[Opening Provided records section]
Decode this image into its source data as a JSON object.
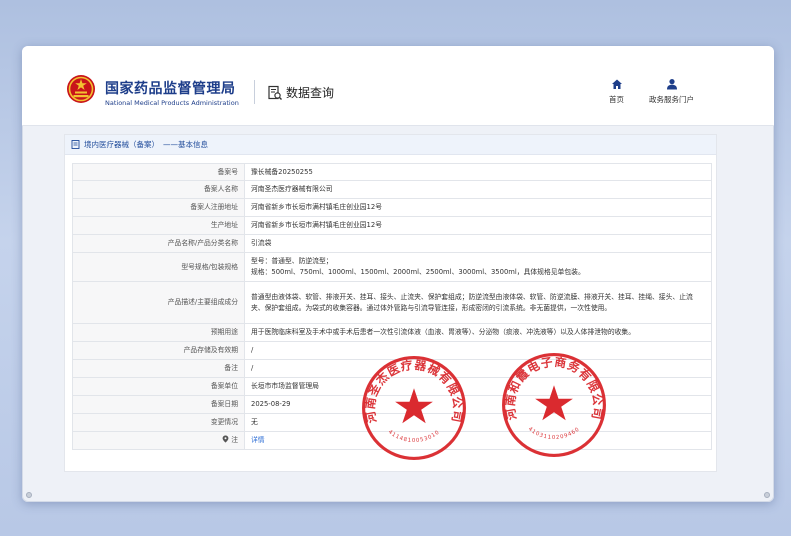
{
  "site": {
    "org_name_cn": "国家药品监督管理局",
    "org_name_en": "National Medical Products Administration",
    "data_query_label": "数据查询",
    "nav": {
      "home": "首页",
      "service_portal": "政务服务门户"
    }
  },
  "section": {
    "title": "境内医疗器械（备案）",
    "subtitle": "——基本信息"
  },
  "record": {
    "rows": [
      {
        "label": "备案号",
        "value": "豫长械备20250255"
      },
      {
        "label": "备案人名称",
        "value": "河南圣杰医疗器械有限公司"
      },
      {
        "label": "备案人注册地址",
        "value": "河南省新乡市长垣市满村镇毛庄创业园12号"
      },
      {
        "label": "生产地址",
        "value": "河南省新乡市长垣市满村镇毛庄创业园12号"
      },
      {
        "label": "产品名称/产品分类名称",
        "value": "引流袋"
      },
      {
        "label": "型号规格/包装规格",
        "value": "型号：普通型、防逆流型；\n规格：500ml、750ml、1000ml、1500ml、2000ml、2500ml、3000ml、3500ml，具体规格见单包装。"
      },
      {
        "label": "产品描述/主要组成成分",
        "value": "普通型由液体袋、软管、排液开关、挂耳、接头、止流夹、保护套组成；防逆流型由液体袋、软管、防逆流膜、排液开关、挂耳、挂绳、接头、止流夹、保护套组成。为袋式的收集容器。通过体外管路与引流导管连接，形成密闭的引流系统。非无菌提供，一次性使用。"
      },
      {
        "label": "预期用途",
        "value": "用于医院临床科室及手术中或手术后患者一次性引流体液（血液、胃液等）、分泌物（痰液、冲洗液等）以及人体排泄物的收集。"
      },
      {
        "label": "产品存储及有效期",
        "value": "/"
      },
      {
        "label": "备注",
        "value": "/"
      },
      {
        "label": "备案单位",
        "value": "长垣市市场监督管理局"
      },
      {
        "label": "备案日期",
        "value": "2025-08-29"
      },
      {
        "label": "变更情况",
        "value": "无"
      },
      {
        "label": "注",
        "value": "详情"
      }
    ]
  },
  "stamps": {
    "stamp1_text": "河南圣杰医疗器械有限公司",
    "stamp1_code": "4114810053010",
    "stamp2_text": "河南和霞电子商务有限公司",
    "stamp2_code": "4103110209460"
  },
  "colors": {
    "brand": "#1e3e8a",
    "accent": "#2f6fd6",
    "stamp": "#d81f24"
  }
}
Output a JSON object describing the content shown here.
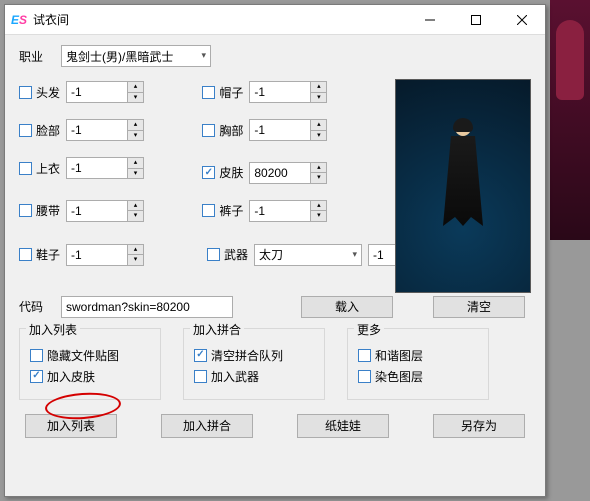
{
  "titlebar": {
    "title": "试衣间"
  },
  "labels": {
    "job": "职业",
    "hair": "头发",
    "hat": "帽子",
    "face": "脸部",
    "chest": "胸部",
    "coat": "上衣",
    "skin": "皮肤",
    "belt": "腰带",
    "pants": "裤子",
    "shoes": "鞋子",
    "weapon": "武器",
    "code": "代码"
  },
  "values": {
    "job": "鬼剑士(男)/黑暗武士",
    "hair": "-1",
    "hat": "-1",
    "face": "-1",
    "chest": "-1",
    "coat": "-1",
    "skin": "80200",
    "belt": "-1",
    "pants": "-1",
    "shoes": "-1",
    "weapon_type": "太刀",
    "weapon": "-1",
    "code": "swordman?skin=80200"
  },
  "buttons": {
    "load": "载入",
    "clear": "清空",
    "add_list": "加入列表",
    "add_merge": "加入拼合",
    "paper_doll": "纸娃娃",
    "save_as": "另存为"
  },
  "groups": {
    "add_list": {
      "title": "加入列表",
      "hide_file_image": "隐藏文件贴图",
      "add_skin": "加入皮肤"
    },
    "add_merge": {
      "title": "加入拼合",
      "clear_merge_queue": "清空拼合队列",
      "add_weapon": "加入武器"
    },
    "more": {
      "title": "更多",
      "harmony_layer": "和谐图层",
      "dye_layer": "染色图层"
    }
  }
}
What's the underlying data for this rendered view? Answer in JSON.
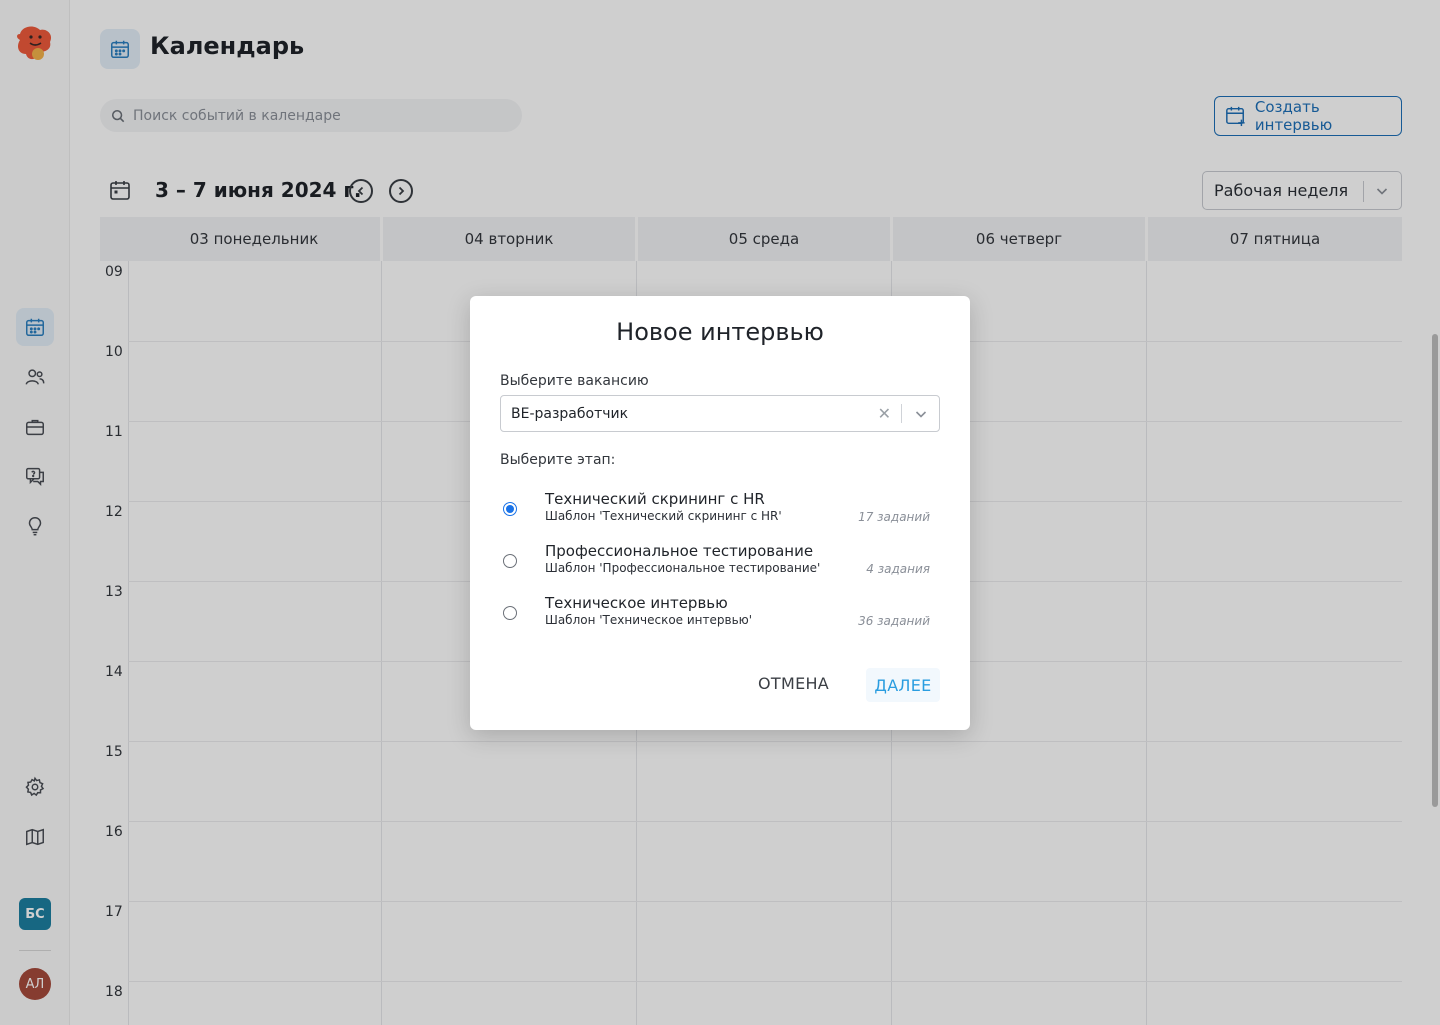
{
  "page": {
    "title": "Календарь"
  },
  "search": {
    "placeholder": "Поиск событий в календаре"
  },
  "create_button": {
    "label": "Создать интервью"
  },
  "toolbar": {
    "date_range": "3 – 7 июня 2024 г.",
    "view_selected": "Рабочая неделя"
  },
  "calendar": {
    "days": [
      "03 понедельник",
      "04 вторник",
      "05 среда",
      "06 четверг",
      "07 пятница"
    ],
    "hours": [
      "09",
      "10",
      "11",
      "12",
      "13",
      "14",
      "15",
      "16",
      "17",
      "18"
    ]
  },
  "sidebar": {
    "items": [
      {
        "icon": "calendar-icon",
        "active": true
      },
      {
        "icon": "users-icon",
        "active": false
      },
      {
        "icon": "briefcase-icon",
        "active": false
      },
      {
        "icon": "questions-icon",
        "active": false
      },
      {
        "icon": "lightbulb-icon",
        "active": false
      }
    ],
    "bottom_items": [
      {
        "icon": "gear-icon"
      },
      {
        "icon": "map-icon"
      }
    ],
    "workspace_badge": "БС",
    "user_avatar": "АЛ"
  },
  "modal": {
    "title": "Новое интервью",
    "vacancy_label": "Выберите вакансию",
    "vacancy_value": "BE-разработчик",
    "stage_label": "Выберите этап:",
    "stages": [
      {
        "name": "Технический скрининг с HR",
        "template": "Шаблон 'Технический скрининг с HR'",
        "count": "17 заданий",
        "selected": true
      },
      {
        "name": "Профессиональное тестирование",
        "template": "Шаблон 'Профессиональное тестирование'",
        "count": "4 задания",
        "selected": false
      },
      {
        "name": "Техническое интервью",
        "template": "Шаблон 'Техническое интервью'",
        "count": "36 заданий",
        "selected": false
      }
    ],
    "cancel_label": "ОТМЕНА",
    "next_label": "ДАЛЕЕ"
  },
  "colors": {
    "accent": "#1d6fb8",
    "radio_selected": "#1a73e8",
    "next_button_text": "#2a9de0",
    "workspace_badge_bg": "#1d7fa1",
    "avatar_bg": "#a64a3c"
  }
}
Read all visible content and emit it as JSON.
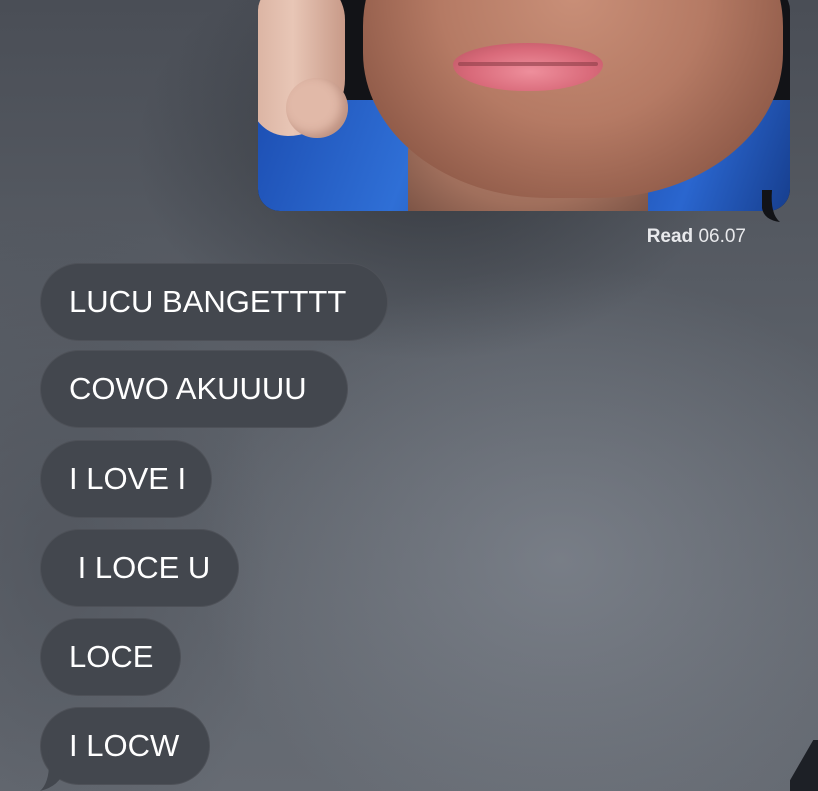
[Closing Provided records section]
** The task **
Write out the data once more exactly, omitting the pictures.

** Reply **
Decode this image into its source data as a JSON object.
{
  "site": {
    "org_name_cn": "国家药品监督管理局",
    "org_name_en": "National Medical Products Administration",
    "data_query_label": "数据查询",
    "nav": {
      "home": "首页",
      "service_portal": "政务服务门户"
    }
  },
  "section": {
    "title": "境内医疗器械（备案）",
    "subtitle": "——基本信息"
  },
  "record": {
    "rows": [
      {
        "label": "备案号",
        "value": "豫长械备20250255"
      },
      {
        "label": "备案人名称",
        "value": "河南圣杰医疗器械有限公司"
      },
      {
        "label": "备案人注册地址",
        "value": "河南省新乡市长垣市满村镇毛庄创业园12号"
      },
      {
        "label": "生产地址",
        "value": "河南省新乡市长垣市满村镇毛庄创业园12号"
      },
      {
        "label": "产品名称/产品分类名称",
        "value": "引流袋"
      },
      {
        "label": "型号规格/包装规格",
        "value": "型号：普通型、防逆流型；\n规格：500ml、750ml、1000ml、1500ml、2000ml、2500ml、3000ml、3500ml，具体规格见单包装。"
      },
      {
        "label": "产品描述/主要组成成分",
        "value": "普通型由液体袋、软管、排液开关、挂耳、接头、止流夹、保护套组成；防逆流型由液体袋、软管、防逆流膜、排液开关、挂耳、挂绳、接头、止流夹、保护套组成。为袋式的收集容器。通过体外管路与引流导管连接，形成密闭的引流系统。非无菌提供，一次性使用。"
      },
      {
        "label": "预期用途",
        "value": "用于医院临床科室及手术中或手术后患者一次性引流体液（血液、胃液等）、分泌物（痰液、冲洗液等）以及人体排泄物的收集。"
      },
      {
        "label": "产品存储及有效期",
        "value": "/"
      },
      {
        "label": "备注",
        "value": "/"
      },
      {
        "label": "备案单位",
        "value": "长垣市市场监督管理局"
      },
      {
        "label": "备案日期",
        "value": "2025-08-29"
      },
      {
        "label": "变更情况",
        "value": "无"
      },
      {
        "label": "注",
        "value": "详情"
      }
    ]
  },
  "stamps": {
    "stamp1_text": "河南圣杰医疗器械有限公司",
    "stamp1_code": "4114810053010",
    "stamp2_text": "河南和霞电子商务有限公司",
    "stamp2_code": "4103110209460"
  },
  "colors": {
    "brand": "#1e3e8a",
    "accent": "#2f6fd6",
    "stamp": "#d81f24"
  }
}
Output a JSON object describing the content shown here.
{
  "titlebar": {
    "title": "试衣间"
  },
  "labels": {
    "job": "职业",
    "hair": "头发",
    "hat": "帽子",
    "face": "脸部",
    "chest": "胸部",
    "coat": "上衣",
    "skin": "皮肤",
    "belt": "腰带",
    "pants": "裤子",
    "shoes": "鞋子",
    "weapon": "武器",
    "code": "代码"
  },
  "values": {
    "job": "鬼剑士(男)/黑暗武士",
    "hair": "-1",
    "hat": "-1",
    "face": "-1",
    "chest": "-1",
    "coat": "-1",
    "skin": "80200",
    "belt": "-1",
    "pants": "-1",
    "shoes": "-1",
    "weapon_type": "太刀",
    "weapon": "-1",
    "code": "swordman?skin=80200"
  },
  "buttons": {
    "load": "载入",
    "clear": "清空",
    "add_list": "加入列表",
    "add_merge": "加入拼合",
    "paper_doll": "纸娃娃",
    "save_as": "另存为"
  },
  "groups": {
    "add_list": {
      "title": "加入列表",
      "hide_file_image": "隐藏文件贴图",
      "add_skin": "加入皮肤"
    },
    "add_merge": {
      "title": "加入拼合",
      "clear_merge_queue": "清空拼合队列",
      "add_weapon": "加入武器"
    },
    "more": {
      "title": "更多",
      "harmony_layer": "和谐图层",
      "dye_layer": "染色图层"
    }
  }
}
What's the underlying data for this rendered view? Answer in JSON.
{
  "page": {
    "title": "Календарь"
  },
  "search": {
    "placeholder": "Поиск событий в календаре"
  },
  "create_button": {
    "label": "Создать интервью"
  },
  "toolbar": {
    "date_range": "3 – 7 июня 2024 г.",
    "view_selected": "Рабочая неделя"
  },
  "calendar": {
    "days": [
      "03 понедельник",
      "04 вторник",
      "05 среда",
      "06 четверг",
      "07 пятница"
    ],
    "hours": [
      "09",
      "10",
      "11",
      "12",
      "13",
      "14",
      "15",
      "16",
      "17",
      "18"
    ]
  },
  "sidebar": {
    "items": [
      {
        "icon": "calendar-icon",
        "active": true
      },
      {
        "icon": "users-icon",
        "active": false
      },
      {
        "icon": "briefcase-icon",
        "active": false
      },
      {
        "icon": "questions-icon",
        "active": false
      },
      {
        "icon": "lightbulb-icon",
        "active": false
      }
    ],
    "bottom_items": [
      {
        "icon": "gear-icon"
      },
      {
        "icon": "map-icon"
      }
    ],
    "workspace_badge": "БС",
    "user_avatar": "АЛ"
  },
  "modal": {
    "title": "Новое интервью",
    "vacancy_label": "Выберите вакансию",
    "vacancy_value": "BE-разработчик",
    "stage_label": "Выберите этап:",
    "stages": [
      {
        "name": "Технический скрининг с HR",
        "template": "Шаблон 'Технический скрининг с HR'",
        "count": "17 заданий",
        "selected": true
      },
      {
        "name": "Профессиональное тестирование",
        "template": "Шаблон 'Профессиональное тестирование'",
        "count": "4 задания",
        "selected": false
      },
      {
        "name": "Техническое интервью",
        "template": "Шаблон 'Техническое интервью'",
        "count": "36 заданий",
        "selected": false
      }
    ],
    "cancel_label": "ОТМЕНА",
    "next_label": "ДАЛЕЕ"
  },
  "colors": {
    "accent": "#1d6fb8",
    "radio_selected": "#1a73e8",
    "next_button_text": "#2a9de0",
    "workspace_badge_bg": "#1d7fa1",
    "avatar_bg": "#a64a3c"
  }
}
Read all visible content and emit it as JSON.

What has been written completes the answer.